  2. Somewhat right

  3. rather wrong than right

  4. absolutely wrong

  1. They've misunderstood! It's a compliment, not a criticism, given Jack's past political enthusiasms...
  2. :lol:
  3. Nah, the Gulags were WORK camps as far as I can see the residents in Uncle Sam's holiday camp just hang around all day in nice clean orange overalls. Get their feet chained together and send them out into the fields cutting sugar cane and the comparison may have something in it.
  4. If they want to find a gulag, they are looking on the wrong side of the Guantánamo wire. But, of course, "fellow travellers" like Straw are willing to ignore the human rights abuses of their "comrades".
  5. Ord_Sgt

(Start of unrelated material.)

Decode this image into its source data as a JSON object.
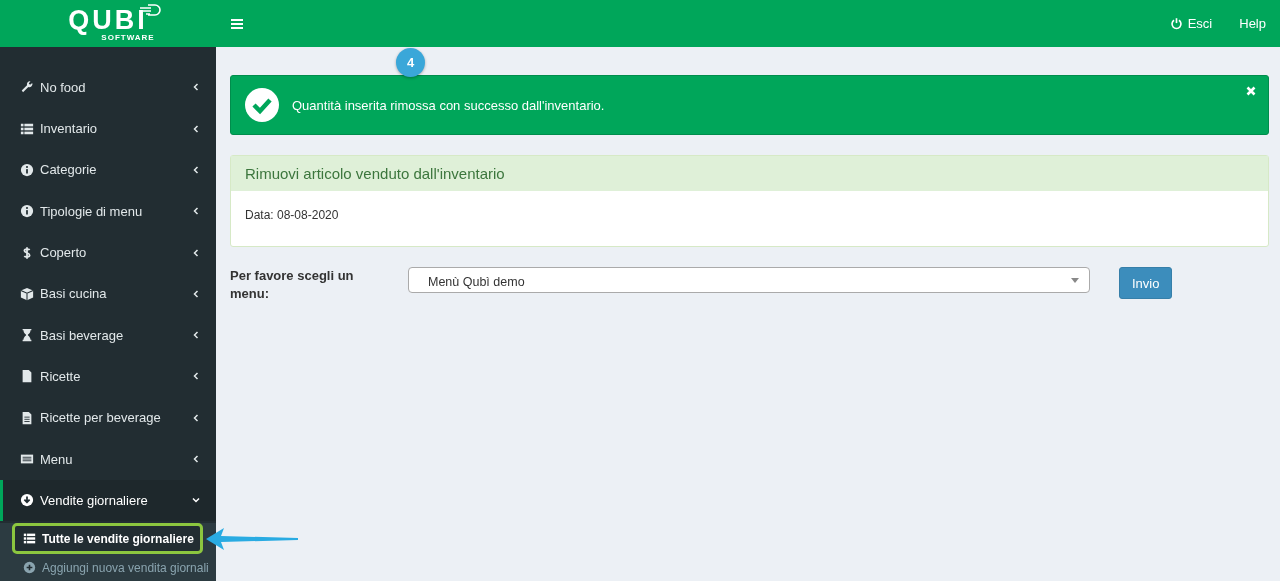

    Ord_Sgt RIP

    Guantanamo is American GULAG. No more so than Tuesday is Thursday.
  6. Guantanamo is within International Law, it's residents are enemy combatants / illegal combatants are they not? Since when do PW's need access to lawyers unless of course they are being charged with war crimes. They will be released when the war they started is over. Given the conduct of some of the guests of the facility, this is something that should be looked at. Terrorism is just another crime against humanity after all.

    On the other side of the coin, anyone who abuses prisoners ala Abu Graib should also answer for it and I'm not talking about a few scapegoat toms here.

    On a related note, isn't it amazing how many internees are suddenly deciding thet being British isn't so bad after all. It seems they lack the courage of their terrorist convictions.
  7. The GULAG didn't start out as work camps. Weirdly they were turned into that after an inmate (forget his name but it's all in Anne Applebaum's book) who'd been imprisoned for capitalist acitivity (or some charge like that) wrote a letter suggesting that they should start using the prisoners as labour.

    He was amnestied and appointed to the camp administration. Which, oddly enough, was fairly common in the Soviet system - go in as a prisoner and work your way up to guard.